The closure is temporary and will be in effect through Sept. 17.

Regional Forester Jennifer Eberlien said in a press release, the decision was not made lightly but was the best choice for public safety. “It is especially hard with the approaching Labor Day weekend, when so many people enjoy our national forests,” said Eberlein.

“With so many of our fire personnel up north, it limits our local capacity to quickly suppress new fire starts,” said Zach Behrens, a San Bernardino National Forest spokesperson. “Closing the forest, as tough as it is, not only helps prevent new fire starts but also from fires entrapping visitors, should one happen.”

According to CAL FIRE,  there are currently over 14,300 firefighters on the frontlines of 15 major wildfires.

The Caldor Fire grew to be the 17th largest fire in California and the Monument Fire has become the 20th largest fire in California history.

Wildfires are nothing new. Exactly one year ago, the El Dorado Fire started in Yucaipa and forced the evacuations of hundreds of residents in mountain communities, Yucaipa and Oak Glen. It burned for over two months and ultimately charred over 22,000 acres in San Bernardino and Riverside counties.

As of Jan. 1, 2021, wildfires have burned more than 1.8 million acres in California.
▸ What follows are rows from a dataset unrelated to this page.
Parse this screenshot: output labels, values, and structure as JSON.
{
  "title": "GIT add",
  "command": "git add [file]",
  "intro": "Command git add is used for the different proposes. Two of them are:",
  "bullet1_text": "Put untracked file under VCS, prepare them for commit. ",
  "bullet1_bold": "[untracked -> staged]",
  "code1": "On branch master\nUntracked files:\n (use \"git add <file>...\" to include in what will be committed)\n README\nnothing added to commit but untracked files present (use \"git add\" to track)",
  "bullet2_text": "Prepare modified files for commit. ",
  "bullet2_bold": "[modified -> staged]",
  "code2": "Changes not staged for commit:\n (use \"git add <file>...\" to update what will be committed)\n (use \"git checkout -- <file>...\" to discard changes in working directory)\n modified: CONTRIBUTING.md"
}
“Due to a lack of rain and early heat waves, live fuel moistures in the Yucaipa area are already past critical levels,” said Yucaipa Fire Chief Grant Malinowski.  “This means any wildland fire has the potential to spread rapidly and be very resistant to firefighting efforts. These conditions were witnessed last year in the El Dorado and Apple fires. Preventing fires starts needs to be a priority for everyone.”